November 9, 2016
Dear Friends throughout New England,
As we gathered for our weekly worship this morning, we held all of you in prayer. From that worship, we feel led to write to you with a message of love, encouragement and support.
In the aftermath of this week’s election, many who are grieving, angry, fearful and isolated are likely to seek refuge and solace in Friends meetings across our region, this Sunday and in the coming weeks. While Friends can’t offer all the answers to those who join us in worship, we can offer them spiritual hospitality—a place where they can experience listening, connection, accompaniment and love. This is a simple and powerful action we can all take in the coming days to lift up a witness to the Light.
Below are some suggestions we hope you’ll consider as you prepare for worship this Sunday:
In our meetings for worship
Many of us who worship together often are also in need of refuge. We respond to stress differently; some may be more able to serve in this way right now than others. Let’s take care of one another, even as we offer hospitality to new visitors. It may help for those who share the care of worship to communicate in advance to ensure that some Friends who are more able to be available are ready to close worship, speak with visitors, or be open to pastoral care needs.
At the rise of meeting, even a simple invitation for those attending to turn to their neighbor and share briefly what is on their heart might be profoundly helpful. Parents of young children may particularly benefit from connecting with one another as they support their kids. Consider whether newcomers who express an interest might be invited to connect with groups in the meeting working to address racism, strengthen interfaith relationships, or address community needs. This can be an important way of helping them continue to find support, purpose and nourishment.
In our surrounding communities
Remember that because of the climate of fear and hostility fed by this election, many who have been explicitly targeted in the campaign—including People of Color, LGBTQ+ people, Muslims, immigrants and people with disabilities—may feel particularly unsafe, excluded or afraid.
More than ever, we encourage Friends to look for opportunities to publicly identify our meetings as places of refuge and sanctuary for our neighbors who might feel under threat. Posting and publicizing commitments to oppose racism, homophobia, Islamophobia and gender-based violence will be more important than ever. Look for opportunities for Friends to partner with and accompany marginalized communities. Participate in ecumenical, interfaith and community events promoting unity, connection, dialogue and mutual respect, and opposing hate and division.

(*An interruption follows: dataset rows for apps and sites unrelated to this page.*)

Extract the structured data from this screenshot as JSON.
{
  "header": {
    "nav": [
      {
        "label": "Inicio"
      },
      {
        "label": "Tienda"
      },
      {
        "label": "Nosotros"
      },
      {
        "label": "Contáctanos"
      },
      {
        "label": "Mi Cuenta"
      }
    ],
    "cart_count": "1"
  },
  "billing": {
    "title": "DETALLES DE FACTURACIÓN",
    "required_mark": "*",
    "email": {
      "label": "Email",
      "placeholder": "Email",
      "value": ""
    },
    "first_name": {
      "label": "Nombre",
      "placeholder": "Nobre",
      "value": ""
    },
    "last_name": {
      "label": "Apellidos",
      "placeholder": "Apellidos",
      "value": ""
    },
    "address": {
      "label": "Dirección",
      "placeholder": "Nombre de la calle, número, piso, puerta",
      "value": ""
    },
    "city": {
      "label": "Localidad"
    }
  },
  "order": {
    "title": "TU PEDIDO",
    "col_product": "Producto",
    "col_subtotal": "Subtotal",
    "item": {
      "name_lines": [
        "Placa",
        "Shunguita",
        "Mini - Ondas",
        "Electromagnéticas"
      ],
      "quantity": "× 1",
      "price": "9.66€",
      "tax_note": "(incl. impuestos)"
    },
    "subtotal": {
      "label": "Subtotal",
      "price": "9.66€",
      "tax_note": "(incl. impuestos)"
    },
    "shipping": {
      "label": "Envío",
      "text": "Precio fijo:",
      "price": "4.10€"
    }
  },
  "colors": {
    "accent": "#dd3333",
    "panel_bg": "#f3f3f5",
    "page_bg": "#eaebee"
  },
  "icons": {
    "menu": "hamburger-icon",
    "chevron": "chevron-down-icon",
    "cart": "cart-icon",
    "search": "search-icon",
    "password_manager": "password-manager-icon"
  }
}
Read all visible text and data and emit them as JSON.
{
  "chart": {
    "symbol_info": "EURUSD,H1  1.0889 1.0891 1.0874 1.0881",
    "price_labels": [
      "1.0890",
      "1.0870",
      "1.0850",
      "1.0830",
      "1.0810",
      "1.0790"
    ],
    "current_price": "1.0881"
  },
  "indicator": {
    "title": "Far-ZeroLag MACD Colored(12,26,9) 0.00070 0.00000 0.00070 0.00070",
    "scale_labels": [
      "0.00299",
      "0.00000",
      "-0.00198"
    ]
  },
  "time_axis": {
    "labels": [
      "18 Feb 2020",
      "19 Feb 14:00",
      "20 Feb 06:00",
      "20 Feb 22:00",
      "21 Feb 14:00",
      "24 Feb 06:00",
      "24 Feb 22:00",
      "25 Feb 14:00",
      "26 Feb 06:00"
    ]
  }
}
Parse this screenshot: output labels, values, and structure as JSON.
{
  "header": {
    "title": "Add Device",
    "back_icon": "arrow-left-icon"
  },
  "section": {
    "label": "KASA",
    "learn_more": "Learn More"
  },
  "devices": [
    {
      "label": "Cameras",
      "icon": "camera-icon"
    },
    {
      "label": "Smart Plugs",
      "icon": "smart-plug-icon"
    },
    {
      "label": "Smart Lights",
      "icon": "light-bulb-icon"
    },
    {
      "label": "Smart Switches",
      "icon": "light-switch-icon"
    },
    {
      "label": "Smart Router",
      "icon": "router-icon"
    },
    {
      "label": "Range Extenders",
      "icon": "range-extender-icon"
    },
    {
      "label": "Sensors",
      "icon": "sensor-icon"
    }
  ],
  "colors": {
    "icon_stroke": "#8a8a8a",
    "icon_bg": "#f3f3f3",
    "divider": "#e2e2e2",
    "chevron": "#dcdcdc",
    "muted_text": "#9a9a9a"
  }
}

Remember that we and many others are holding you in prayer, and that you are not alone.
Pamela Boyce Simms, KD2GUF
Convener, Mid-Atlantic Regional Transition Hub (MATH)
Facilitating “The Great Transition”
Movement Building in Solidarity @www.geo.coop